CPI Interactive Exercise
Costs of Inflation
Understanding the costs of inflation is not an easy task. There are a variety of myths about inflation. There are debates among economists about some of the more serious problems caused by inflation. A number of exercises in National Council on Economic Education publications, student workbooks, and textbooks should help students think about the consequences of inflation.
- High rates of inflation mean that people and business have to take steps to protect their financial assets from inflation. The resources and time used to do so could be used to produce goods and services of value. Those goods and services given up are a true cost of inflation.

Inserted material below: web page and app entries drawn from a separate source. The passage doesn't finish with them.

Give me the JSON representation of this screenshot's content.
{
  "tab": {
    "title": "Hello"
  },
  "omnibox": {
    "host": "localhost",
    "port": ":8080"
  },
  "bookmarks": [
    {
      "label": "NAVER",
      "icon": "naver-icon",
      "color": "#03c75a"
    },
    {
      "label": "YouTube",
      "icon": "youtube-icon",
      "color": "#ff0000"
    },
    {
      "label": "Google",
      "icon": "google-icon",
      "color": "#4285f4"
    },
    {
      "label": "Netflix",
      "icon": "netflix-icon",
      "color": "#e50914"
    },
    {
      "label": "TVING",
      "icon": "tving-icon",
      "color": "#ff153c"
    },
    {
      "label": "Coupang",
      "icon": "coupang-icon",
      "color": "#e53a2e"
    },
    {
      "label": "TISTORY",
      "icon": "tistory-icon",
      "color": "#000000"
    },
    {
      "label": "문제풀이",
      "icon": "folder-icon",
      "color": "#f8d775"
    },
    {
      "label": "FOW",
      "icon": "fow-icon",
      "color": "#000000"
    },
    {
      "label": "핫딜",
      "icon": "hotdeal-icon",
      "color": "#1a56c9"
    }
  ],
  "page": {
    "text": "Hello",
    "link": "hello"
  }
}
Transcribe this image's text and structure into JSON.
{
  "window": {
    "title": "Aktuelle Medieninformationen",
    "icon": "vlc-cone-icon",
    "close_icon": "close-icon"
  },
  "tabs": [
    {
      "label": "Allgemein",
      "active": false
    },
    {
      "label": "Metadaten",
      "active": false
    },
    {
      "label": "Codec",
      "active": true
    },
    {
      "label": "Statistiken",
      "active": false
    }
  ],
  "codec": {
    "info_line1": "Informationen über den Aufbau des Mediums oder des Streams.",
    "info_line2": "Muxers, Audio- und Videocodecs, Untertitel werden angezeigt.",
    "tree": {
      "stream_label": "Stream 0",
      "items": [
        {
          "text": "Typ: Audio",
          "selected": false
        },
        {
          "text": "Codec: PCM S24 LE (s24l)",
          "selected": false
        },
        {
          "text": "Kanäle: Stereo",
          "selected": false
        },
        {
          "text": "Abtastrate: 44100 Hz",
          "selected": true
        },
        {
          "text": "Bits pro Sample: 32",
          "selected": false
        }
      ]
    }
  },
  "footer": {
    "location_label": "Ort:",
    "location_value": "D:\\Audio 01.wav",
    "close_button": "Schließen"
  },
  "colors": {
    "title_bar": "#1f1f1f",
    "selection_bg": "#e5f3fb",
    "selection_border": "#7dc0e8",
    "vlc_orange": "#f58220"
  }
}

- High rates of inflation discourage businesses planning and investment as inflation increases the difficulty of forecasting of prices and costs. As prices rise, people need more dollars to carry out their transactions. When more money is demanded, interest rates increase. Higher interest rates can cause investment spending to fall, as the cost of investing increases. The unpredictability associated with fluctuating interest rates makes customers less likely to sign long-term contracts as well.
- The adage “inflation hurts lenders and helps borrowers” only applies if inflation is not expected. For example, interest rates normally increase in response to anticipated inflation. As a result, the lenders receive higher interest payments, part of which is compensation for the decrease in the value of the money lent. Borrowers have to pay higher interest rates and lose any advantage they may have from repaying loans with money that is not worth as much as it was prior to the inflation.
- Inflation does reduce the purchasing power of money.
- Inflation does redistribute income. On average, individuals' incomes do increase as inflation increases. However, some peoples’ wages go up faster than inflation. Other wages are slower to adjust. People on fixed incomes such as pensions or whose salaries are slow to adjust are negatively affected by unexpected inflation.
Other Measures of Inflation
The GDP price index (sometimes referred to as the implicit price deflator). The GDP price index is an index of prices of all goods and services included in the gross domestic product. The index is a measure that is broader than the consumer price index.
The producer price index. This index measures prices at the wholesale or producer level. It can act as a leading indicator of inflation facing consumers. If the prices producers are charging are increasing, it is likely that consumers will eventually be faced with higher prices for good they buy at retail stores.
[If prices were falling and expected to continue to fall, then is likely that the economy is in or is close to entering a serious recession. In that case, monetary policy should be encouraging borrowing and spending.]
[NOTE: This is a good example of why the core price index is better for determining proper policies than the CPI itself. A deflation rate of .6 percent would translate into an annual rate of deflation of over 7 percent per year . The core index provides an indication of the trends in prices that do not vary as much as energy and food prices. However, the core index does not tell us what is happening to the cost of living as energy and food are such important components of most individuals' spending.]